Apple once envisioned of self-driving vehicles with retractable bumpers. A few years back, the firm filed a copyright for “expandable bumpers” with the US PTO (Patent and Trademark Office). The patent was posted this week, but even if Apple was once serious about including inflatable bumpers to its cars, the firm has since scaled and pivoted back its efforts for self-driving vehicle Project Titan.
The patent tells about an inflatable bladder with an expandable bumper in front of it. The bumper can be placed flush with the car, or the bumper might expand forward when the bladder is inflated. To pull in, the bumper might depend on a spring method, and the inflatable bladder might be amassed in a hollow space within the car. As media underlines, this design might provide a unique aesthetic, as well as benefits such as being capable of retracting the bumper to fit into small parking spaces. In addition to this, a bumper supported by an air cushion can offer added defense in a collision.
While the patent is new, it is more of a sign for the types of stuff Project Titan envisioned up as compared to what it has promised. In 2016, Apple moved its aim from developing a complete vehicle to designing self-driving technology, and previously this year, the firm slashed off 190 members of Project Titan. Yet, the firm has carried on to make high-profile automotive appointments, comprising Andrew Kim, formerly of Microsoft and Tesla, and Doug Field, an ex-Tesla employee.
On a related note, the newest self-driving company to be merged is Drive.ai. The firm has been operating on AI tech for a few years for autonomous cars, but discovered itself low on money in a growing competitive industry.

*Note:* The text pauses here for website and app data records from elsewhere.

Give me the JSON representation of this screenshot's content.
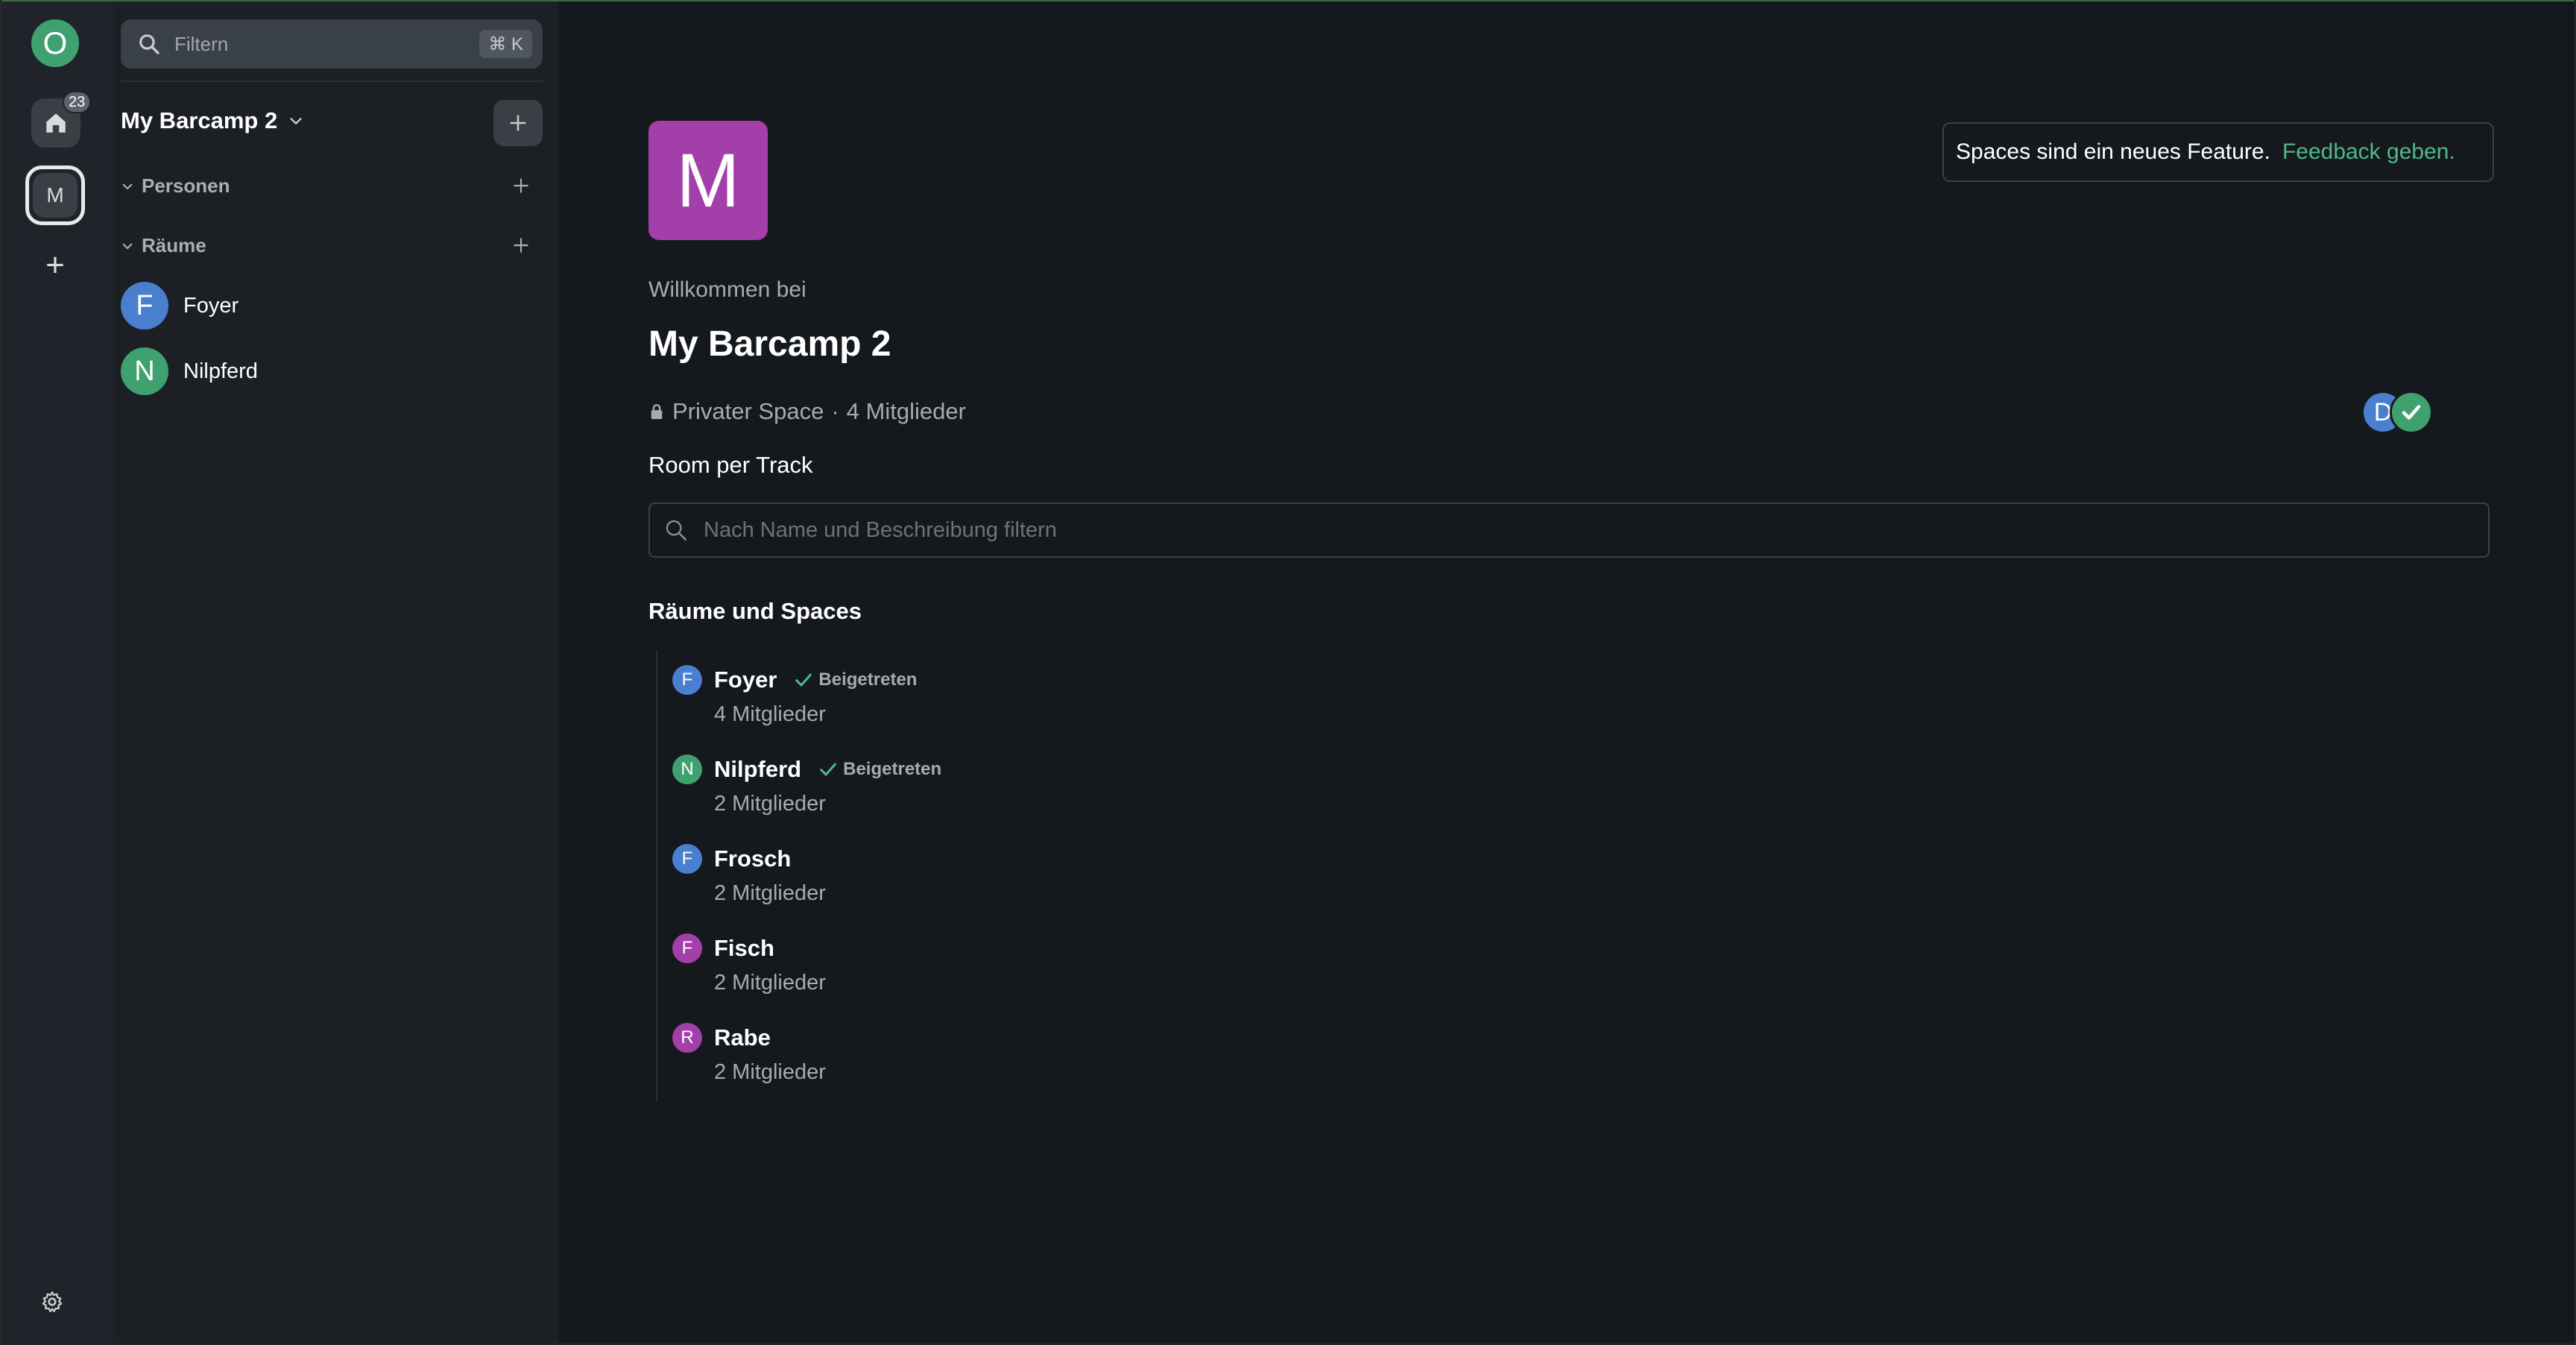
{
  "colors": {
    "accent_green": "#3fa170",
    "link_green": "#4fb888",
    "avatar_blue": "#4a7fcf",
    "avatar_purple": "#a33fa8",
    "background": "#15191e"
  },
  "rail": {
    "user_initial": "O",
    "home_icon": "home-icon",
    "home_badge": "23",
    "space_initial": "M",
    "add_icon": "+",
    "settings_icon": "gear-icon"
  },
  "roomlist": {
    "filter_placeholder": "Filtern",
    "filter_shortcut": "⌘ K",
    "space_name": "My Barcamp 2",
    "sections": {
      "people": "Personen",
      "rooms": "Räume"
    },
    "rooms": [
      {
        "initial": "F",
        "name": "Foyer",
        "color": "#4a7fcf"
      },
      {
        "initial": "N",
        "name": "Nilpferd",
        "color": "#3fa170"
      }
    ]
  },
  "main": {
    "avatar_initial": "M",
    "welcome": "Willkommen bei",
    "title": "My Barcamp 2",
    "visibility": "Privater Space",
    "separator": "·",
    "member_count": "4 Mitglieder",
    "topic": "Room per Track",
    "member_avatar_initial": "D",
    "notice_text": "Spaces sind ein neues Feature.",
    "notice_link": "Feedback geben.",
    "search_placeholder": "Nach Name und Beschreibung filtern",
    "section_title": "Räume und Spaces",
    "joined_label": "Beigetreten",
    "hierarchy": [
      {
        "initial": "F",
        "name": "Foyer",
        "members": "4 Mitglieder",
        "joined": true,
        "color": "#4a7fcf"
      },
      {
        "initial": "N",
        "name": "Nilpferd",
        "members": "2 Mitglieder",
        "joined": true,
        "color": "#3fa170"
      },
      {
        "initial": "F",
        "name": "Frosch",
        "members": "2 Mitglieder",
        "joined": false,
        "color": "#4a7fcf"
      },
      {
        "initial": "F",
        "name": "Fisch",
        "members": "2 Mitglieder",
        "joined": false,
        "color": "#a33fa8"
      },
      {
        "initial": "R",
        "name": "Rabe",
        "members": "2 Mitglieder",
        "joined": false,
        "color": "#a33fa8"
      }
    ]
  }
}
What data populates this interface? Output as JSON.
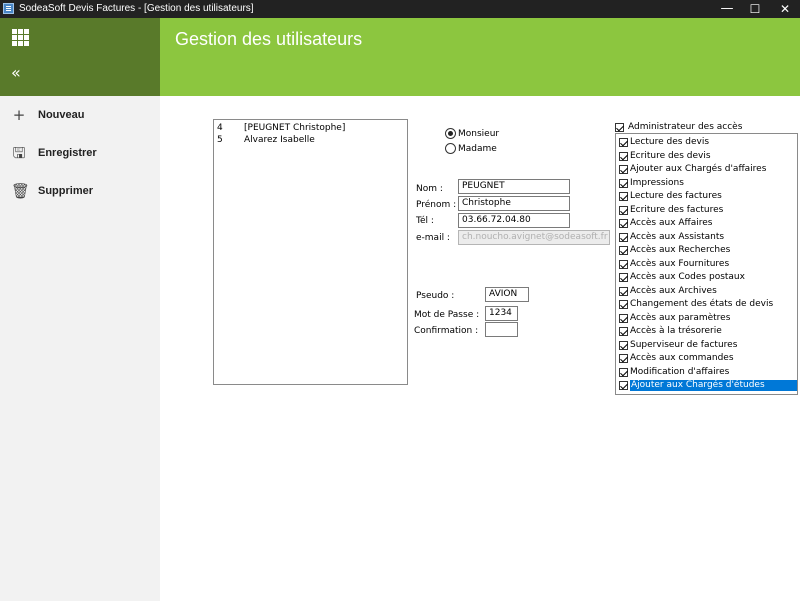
{
  "window": {
    "title": "SodeaSoft Devis Factures - [Gestion des utilisateurs]",
    "minimize": "—",
    "maximize": "☐",
    "close": "✕"
  },
  "header": {
    "title": "Gestion des utilisateurs"
  },
  "sidebar": {
    "collapse_icon": "«",
    "items": [
      {
        "label": "Nouveau",
        "icon": "plus-icon",
        "glyph": "+"
      },
      {
        "label": "Enregistrer",
        "icon": "save-icon",
        "glyph": "🖫"
      },
      {
        "label": "Supprimer",
        "icon": "trash-icon",
        "glyph": "🗑"
      }
    ]
  },
  "users": [
    {
      "id": "4",
      "name": "[PEUGNET Christophe]"
    },
    {
      "id": "5",
      "name": "Alvarez Isabelle"
    }
  ],
  "civility": {
    "options": [
      "Monsieur",
      "Madame"
    ],
    "selected": "Monsieur"
  },
  "form": {
    "nom_label": "Nom :",
    "nom": "PEUGNET",
    "prenom_label": "Prénom :",
    "prenom": "Christophe",
    "tel_label": "Tél :",
    "tel": "03.66.72.04.80",
    "email_label": "e-mail :",
    "email": "ch.noucho.avignet@sodeasoft.fr",
    "pseudo_label": "Pseudo :",
    "pseudo": "AVION",
    "password_label": "Mot de Passe :",
    "password": "1234",
    "confirm_label": "Confirmation :",
    "confirm": ""
  },
  "rights": {
    "admin_label": "Administrateur des accès",
    "admin_checked": true,
    "items": [
      {
        "label": "Lecture des devis",
        "checked": true
      },
      {
        "label": "Ecriture des devis",
        "checked": true
      },
      {
        "label": "Ajouter aux Chargés d'affaires",
        "checked": true
      },
      {
        "label": "Impressions",
        "checked": true
      },
      {
        "label": "Lecture des factures",
        "checked": true
      },
      {
        "label": "Ecriture des factures",
        "checked": true
      },
      {
        "label": "Accès aux Affaires",
        "checked": true
      },
      {
        "label": "Accès aux Assistants",
        "checked": true
      },
      {
        "label": "Accès aux Recherches",
        "checked": true
      },
      {
        "label": "Accès aux Fournitures",
        "checked": true
      },
      {
        "label": "Accès aux Codes postaux",
        "checked": true
      },
      {
        "label": "Accès aux Archives",
        "checked": true
      },
      {
        "label": "Changement des états de devis",
        "checked": true
      },
      {
        "label": "Accès aux paramètres",
        "checked": true
      },
      {
        "label": "Accès à la trésorerie",
        "checked": true
      },
      {
        "label": "Superviseur de factures",
        "checked": true
      },
      {
        "label": "Accès aux commandes",
        "checked": true
      },
      {
        "label": "Modification d'affaires",
        "checked": true
      },
      {
        "label": "Ajouter aux Chargés d'études",
        "checked": true,
        "selected": true
      }
    ]
  },
  "colors": {
    "header": "#8cc63f",
    "sidebar_top": "#597a2a",
    "sidebar": "#f2f2f2",
    "selection": "#0078d7"
  }
}
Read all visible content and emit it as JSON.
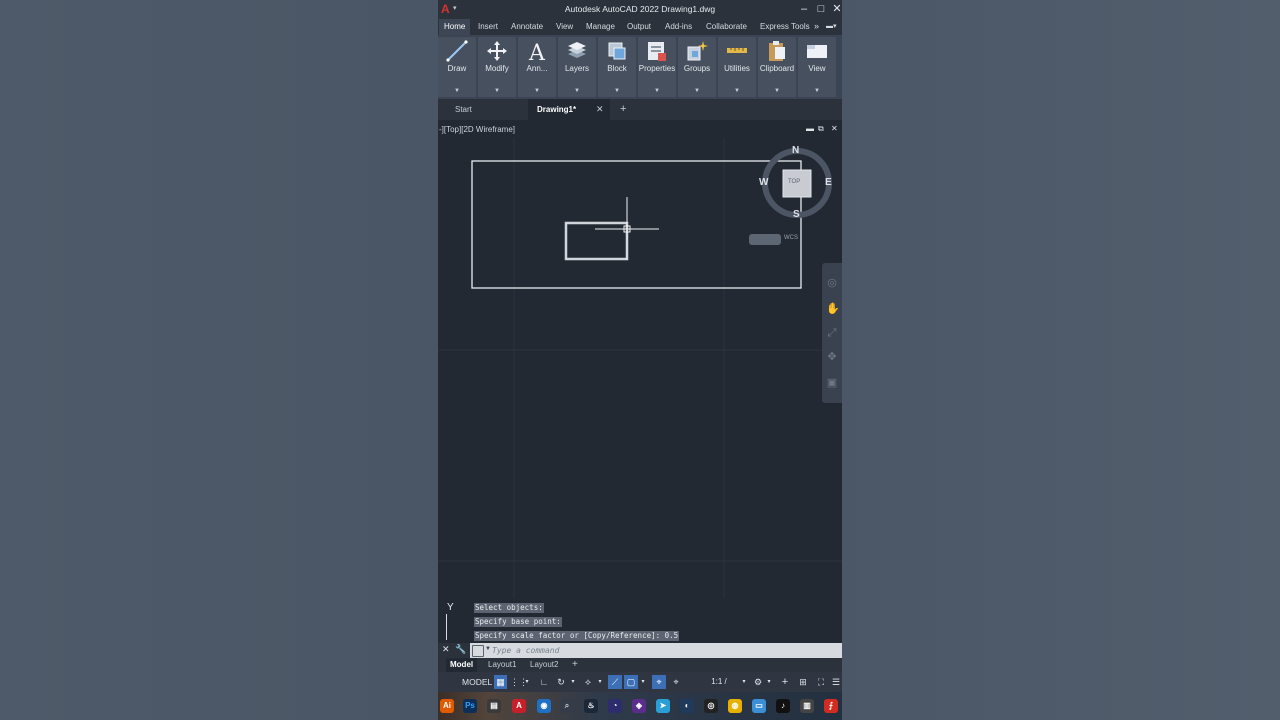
{
  "window": {
    "title": "Autodesk AutoCAD 2022   Drawing1.dwg",
    "logo_letter": "A",
    "minimize": "–",
    "maximize": "□",
    "close": "✕"
  },
  "ribbon_tabs": [
    "Home",
    "Insert",
    "Annotate",
    "View",
    "Manage",
    "Output",
    "Add-ins",
    "Collaborate",
    "Express Tools"
  ],
  "ribbon_panels": [
    {
      "label": "Draw",
      "icon": "line-icon"
    },
    {
      "label": "Modify",
      "icon": "move-icon"
    },
    {
      "label": "Ann...",
      "icon": "text-icon"
    },
    {
      "label": "Layers",
      "icon": "layers-icon"
    },
    {
      "label": "Block",
      "icon": "block-icon"
    },
    {
      "label": "Properties",
      "icon": "properties-icon"
    },
    {
      "label": "Groups",
      "icon": "groups-icon"
    },
    {
      "label": "Utilities",
      "icon": "measure-icon"
    },
    {
      "label": "Clipboard",
      "icon": "clipboard-icon"
    },
    {
      "label": "View",
      "icon": "view-icon"
    }
  ],
  "doc_tabs": {
    "start": "Start",
    "active": "Drawing1*",
    "close": "✕",
    "add": "+"
  },
  "viewport": {
    "label": "-][Top][2D Wireframe]",
    "restore": "⧉",
    "close": "✕"
  },
  "viewcube": {
    "north": "N",
    "south": "S",
    "east": "E",
    "west": "W",
    "face": "TOP",
    "ucs": "WCS"
  },
  "command_history": [
    "Select objects:",
    "Specify base point:",
    "Specify scale factor or [Copy/Reference]: 0.5"
  ],
  "command_input": {
    "placeholder": "Type a command"
  },
  "layout_tabs": [
    "Model",
    "Layout1",
    "Layout2"
  ],
  "status_bar": {
    "model": "MODEL",
    "scale": "1:1 / 100%"
  },
  "colors": {
    "canvas": "#222933",
    "accent": "#3c6fb5",
    "panel": "#46505f"
  }
}
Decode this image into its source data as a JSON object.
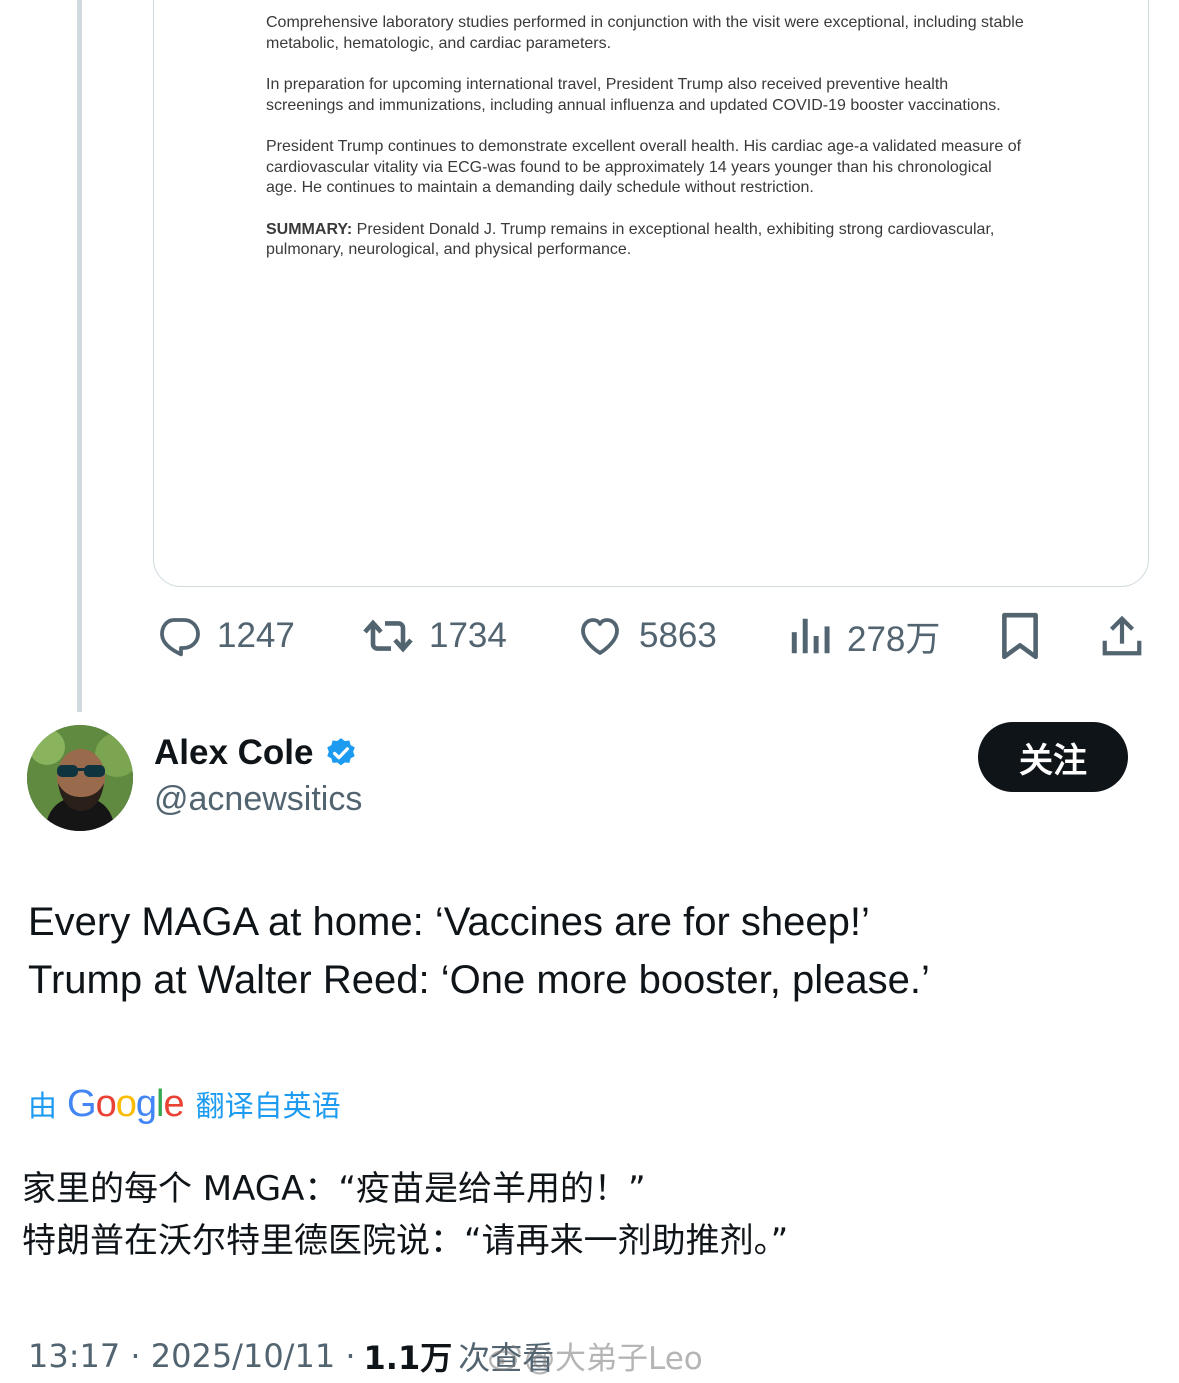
{
  "document": {
    "paragraphs": [
      "Comprehensive laboratory studies performed in conjunction with the visit were exceptional, including stable metabolic, hematologic, and cardiac parameters.",
      "In preparation for upcoming international travel, President Trump also received preventive health screenings and immunizations, including annual influenza and updated COVID-19 booster vaccinations.",
      "President Trump continues to demonstrate excellent overall health. His cardiac age-a validated measure of cardiovascular vitality via ECG-was found to be approximately 14 years younger than his chronological age. He continues to maintain a demanding daily schedule without restriction."
    ],
    "summary_label": "SUMMARY:",
    "summary_text": " President Donald J. Trump remains in exceptional health, exhibiting strong cardiovascular, pulmonary, neurological, and physical performance."
  },
  "actions": {
    "replies": "1247",
    "retweets": "1734",
    "likes": "5863",
    "views": "278万"
  },
  "author": {
    "name": "Alex Cole",
    "handle": "@acnewsitics",
    "follow_label": "关注"
  },
  "tweet": {
    "line1": "Every MAGA at home: ‘Vaccines are for sheep!’",
    "line2": "Trump at Walter Reed: ‘One more booster, please.’"
  },
  "translation": {
    "by": "由",
    "from": "翻译自英语",
    "line1": "家里的每个 MAGA：“疫苗是给羊用的！”",
    "line2": "特朗普在沃尔特里德医院说：“请再来一剂助推剂。”"
  },
  "meta": {
    "time_date": "13:17 · 2025/10/11 · ",
    "views_count": "1.1万",
    "views_label": "次查看"
  },
  "watermark": "@大弟子Leo",
  "colors": {
    "accent": "#1d9bf0",
    "secondary_text": "#536471",
    "follow_bg": "#0f1419"
  }
}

Now, just as the media claims that it filed with watchdogs about closing down, Apple purchased it for an unnamed amount.